According to BATS Europe CEO Mark Hemsley, his platform’s good start to the year stems from the addition of new members at the end of 2009 and knock-on effects from aggressive pricing last year.
“As well as new participants starting the connectivity process towards the end of last year, other members who joined following our inverted price promotion last year have also received certification to start trading on BATS Europe,” said Hemsley.
Using the same strategy as its US parent, BATS Europe embarked on price promotions for specific indices last year that rebated members more for adding liquidity than it charged them for removing it. In September, for example, the MTF paid liquidity posters 0.40 basis points and charged liquidity takers 0.20 bps for FTSE 100 stocks. As a result, the MTF’s market share of FTSE 100 trading grew to 7.21% for September from 4.11% in August.
Hemsley said the majority of new clients were broker-dealers or agency houses, but that some market-makers and proprietary trading firms, including stat-arb and high-frequency traders, were also among its new clientele. In addition, he noted that bulge-bracket firms have expanded their use of the MTF, and that their prop and hedging desks are now trading there as well as their electronic trading desks.

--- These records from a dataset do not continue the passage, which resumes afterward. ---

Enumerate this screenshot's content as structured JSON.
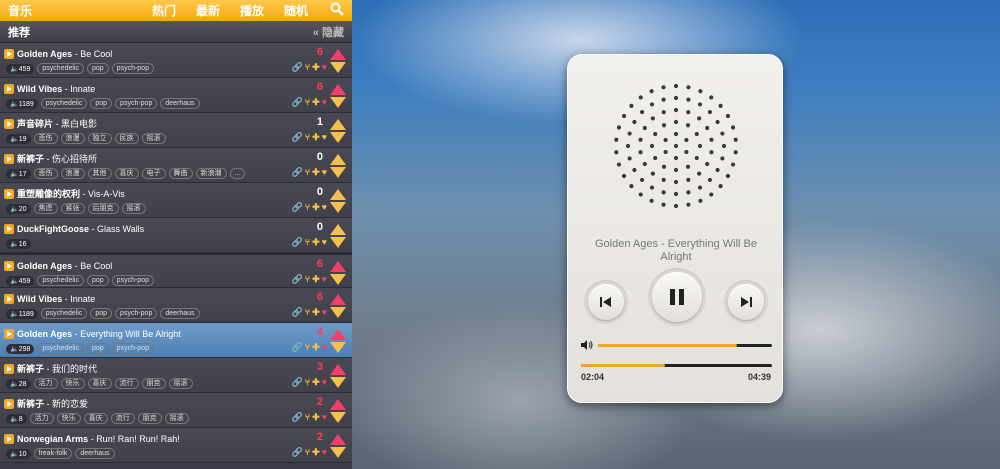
{
  "topbar": {
    "brand": "音乐",
    "nav": [
      "热门",
      "最新",
      "播放",
      "随机"
    ],
    "search_icon": "search-icon"
  },
  "section": {
    "title": "推荐",
    "hide_label": "« 隐藏"
  },
  "tracks": [
    {
      "artist": "Golden Ages",
      "song": "Be Cool",
      "plays": "459",
      "tags": [
        "psychedelic",
        "pop",
        "psych-pop"
      ],
      "score": "6"
    },
    {
      "artist": "Wild Vibes",
      "song": "Innate",
      "plays": "1189",
      "tags": [
        "psychedelic",
        "pop",
        "psych-pop",
        "deerhaus"
      ],
      "score": "6"
    },
    {
      "artist": "声音碎片",
      "song": "黑白电影",
      "plays": "19",
      "tags": [
        "悲伤",
        "浪漫",
        "独立",
        "民族",
        "摇滚"
      ],
      "score": "1"
    },
    {
      "artist": "新裤子",
      "song": "伤心招待所",
      "plays": "17",
      "tags": [
        "悲伤",
        "浪漫",
        "其他",
        "喜庆",
        "电子",
        "舞曲",
        "新浪潮",
        "..."
      ],
      "score": "0"
    },
    {
      "artist": "重塑雕像的权利",
      "song": "Vis-A-Vis",
      "plays": "20",
      "tags": [
        "焦虑",
        "紧张",
        "后朋克",
        "摇滚"
      ],
      "score": "0"
    },
    {
      "artist": "DuckFightGoose",
      "song": "Glass Walls",
      "plays": "16",
      "tags": [],
      "score": "0"
    },
    {
      "artist": "Golden Ages",
      "song": "Be Cool",
      "plays": "459",
      "tags": [
        "psychedelic",
        "pop",
        "psych-pop"
      ],
      "score": "6"
    },
    {
      "artist": "Wild Vibes",
      "song": "Innate",
      "plays": "1189",
      "tags": [
        "psychedelic",
        "pop",
        "psych-pop",
        "deerhaus"
      ],
      "score": "6"
    },
    {
      "artist": "Golden Ages",
      "song": "Everything Will Be Alright",
      "plays": "298",
      "tags": [
        "psychedelic",
        "pop",
        "psych-pop"
      ],
      "score": "4"
    },
    {
      "artist": "新裤子",
      "song": "我们的时代",
      "plays": "28",
      "tags": [
        "活力",
        "快乐",
        "喜庆",
        "流行",
        "朋克",
        "摇滚"
      ],
      "score": "3"
    },
    {
      "artist": "新裤子",
      "song": "新的恋爱",
      "plays": "8",
      "tags": [
        "活力",
        "快乐",
        "喜庆",
        "流行",
        "朋克",
        "摇滚"
      ],
      "score": "2"
    },
    {
      "artist": "Norwegian Arms",
      "song": "Run! Ran! Run! Rah!",
      "plays": "10",
      "tags": [
        "freak-folk",
        "deerhaus"
      ],
      "score": "2"
    }
  ],
  "player": {
    "now_playing": "Golden Ages - Everything Will Be Alright",
    "elapsed": "02:04",
    "duration": "04:39",
    "progress": 0.44,
    "volume": 0.8
  },
  "colors": {
    "accent": "#f5a623",
    "hot": "#f0406a",
    "active_row": "#5a8bbe"
  }
}
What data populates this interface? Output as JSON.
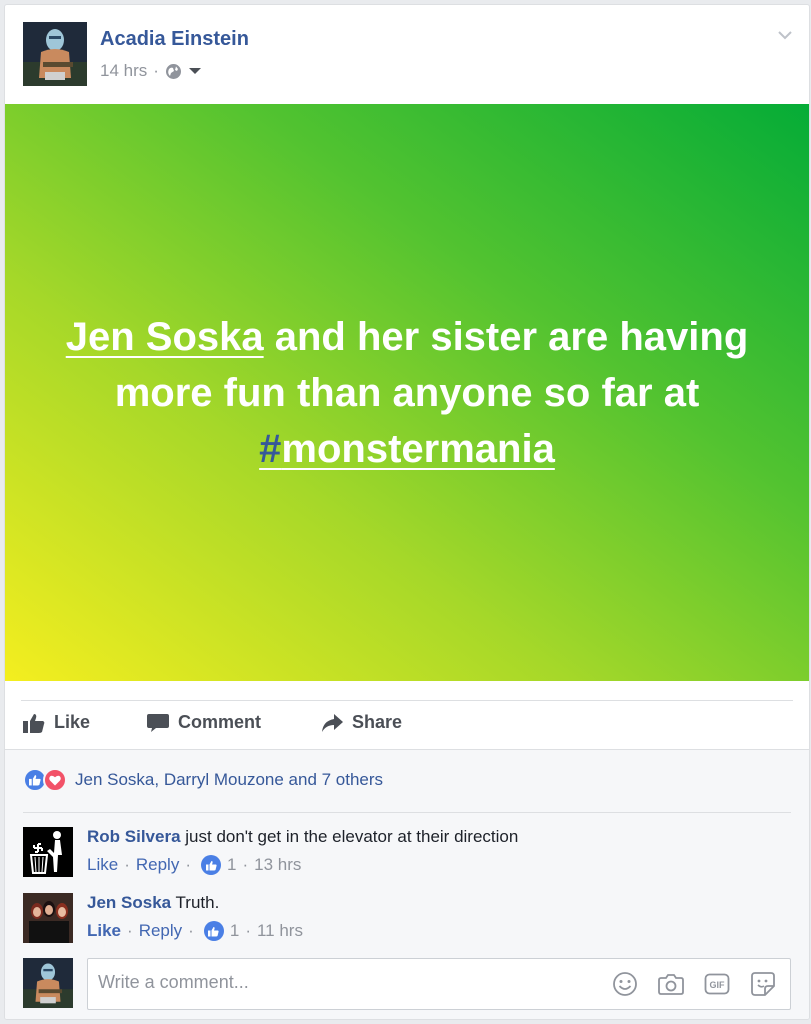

Having increased BATS Europe’s market share despite an overall trading activity slump in 2009, Hemsley is confident of growing the platform further in 2010.
“Our original target was to break even by the end of this year and we are fairly hopeful, market conditions withstanding, that this will be the case,” said Hemsley. “Our market share figures have been better than we expected, especially in FTSE 100 stocks, and this has compensated for the lower notional value traded across Europe last year.”